Benthic-pelagic coupling. The cycling of nutrients between the bottom sediments and overyling water column

 

Benthos. Organisms that live associated with the sea bottom. Examples include burrowing clams, sea grasses, sea urchins, acorn barnacles.

 

Berm. A broad area of low relief in the upper part of a beach

 

Between-habitat comparison. A contrast of diversity in two localities of differing habitat type (e.g., sand versus mud bottoms)

 

Biodiversity. See species richness

 

Biogenically reworked zone. The depth zone, within a sediment, that is actively burrowed by benthic organisms

 

Biogenic graded bedding. A regular change of sediment median grain size with depth below the sediment-water interface caused by the activities of burrowing organisms

 

Bioluminescence. Light emission, often as flashes, by many marine organisms

 

Biomass. See Standing crop

 

Blood pigment. A molecule used by an organism to transport oxygen efficiently, usually in a circulatory system (e.g., hemoglobin)

 

Bloom. (phytoplankton) A population burst of phytoplankton that remains within a defined part of the water column

 

Bohr effect. When blood pH decreases, the ability of hemoglobin to bind to oxygen decreases. An adaptation to release oxygen in the oxygen starved tissues in capillaries where respiratory carbon dioxide lowers blood pH

 

Boreal.
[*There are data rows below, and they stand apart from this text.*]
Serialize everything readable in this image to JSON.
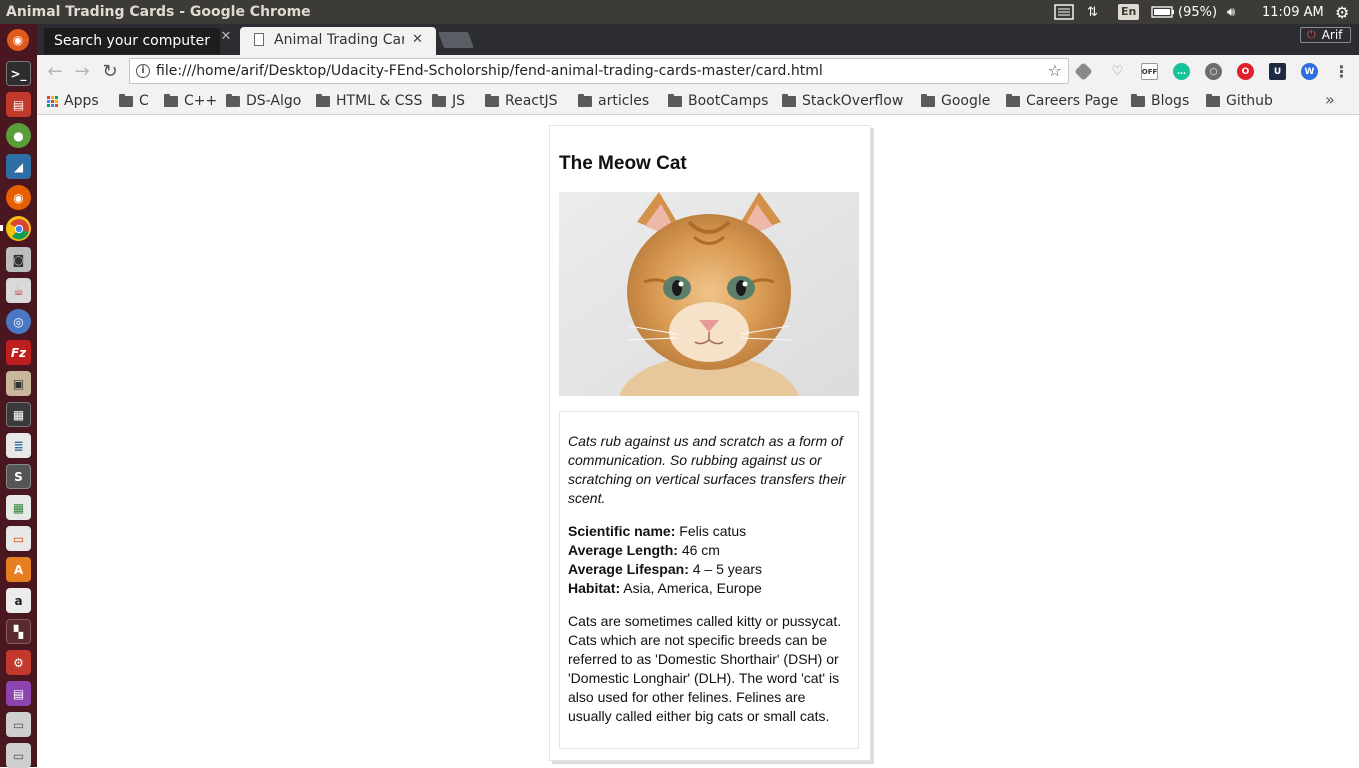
{
  "system": {
    "window_title": "Animal Trading Cards - Google Chrome",
    "language": "En",
    "battery": "(95%)",
    "clock": "11:09 AM"
  },
  "browser": {
    "tooltip": "Search your computer",
    "active_tab_title": "Animal Trading Cards",
    "profile_name": "Arif",
    "url": "file:///home/arif/Desktop/Udacity-FEnd-Scholorship/fend-animal-trading-cards-master/card.html",
    "bookmarks": {
      "apps": "Apps",
      "folders": [
        "C",
        "C++",
        "DS-Algo",
        "HTML & CSS",
        "JS",
        "ReactJS",
        "articles",
        "BootCamps",
        "StackOverflow",
        "Google",
        "Careers Page",
        "Blogs",
        "Github"
      ],
      "more": "»"
    }
  },
  "card": {
    "title": "The Meow Cat",
    "intro": "Cats rub against us and scratch as a form of communication. So rubbing against us or scratching on vertical surfaces transfers their scent.",
    "facts": [
      {
        "label": "Scientific name:",
        "value": "Felis catus"
      },
      {
        "label": "Average Length:",
        "value": "46 cm"
      },
      {
        "label": "Average Lifespan:",
        "value": "4 – 5 years"
      },
      {
        "label": "Habitat:",
        "value": "Asia, America, Europe"
      }
    ],
    "description": "Cats are sometimes called kitty or pussycat. Cats which are not specific breeds can be referred to as 'Domestic Shorthair' (DSH) or 'Domestic Longhair' (DLH). The word 'cat' is also used for other felines. Felines are usually called either big cats or small cats."
  },
  "colors": {
    "top_panel": "#3c3b37",
    "launcher": "#4a1721",
    "tab_strip": "#2b2d33",
    "toolbar": "#f2f2f2"
  }
}
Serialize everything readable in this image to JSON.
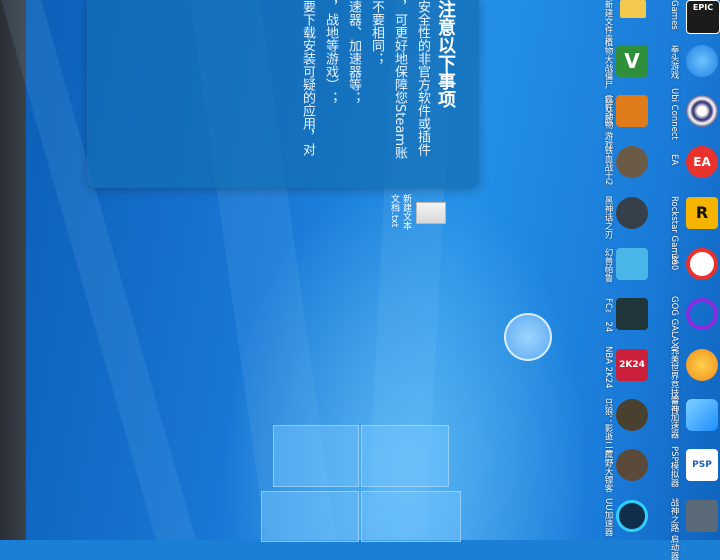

Pertaining to the Northern Hemisphere, north temperate zone

 

Boring. Capable of penetrating a solid substratum by scraping or chemical dissolution

 

Bottom-up control. Refers to food webs. A control of a population that comes from change lower in a food web (e.g., control of a population of mussels by abundance of phytoplankton food).

 

Boundary layer. A layer of fluid near a surface, where flow is affected by viscous properties of the fluid. At the surface, fluid velocity must be zero, and the boundary layer is a thin film that depends on surface texture, fluid velocity in the "mainstream of flow," and fluid mass properties such as salinity.

 

Brackish sea. Semienclosed water body of large extent in which tidal stirring and seaward flow of freshwater do not exert enough of a mixing effect to prevent the body of water from having its own internal circulation pattern

 

Browsers. Organisms that feed by scraping thin layers of living organisms from the surface of the substratum (eg., periwinkles feeding on rock-surface diatom films; urchins scraping a thin, filmy sponge colony from a rock)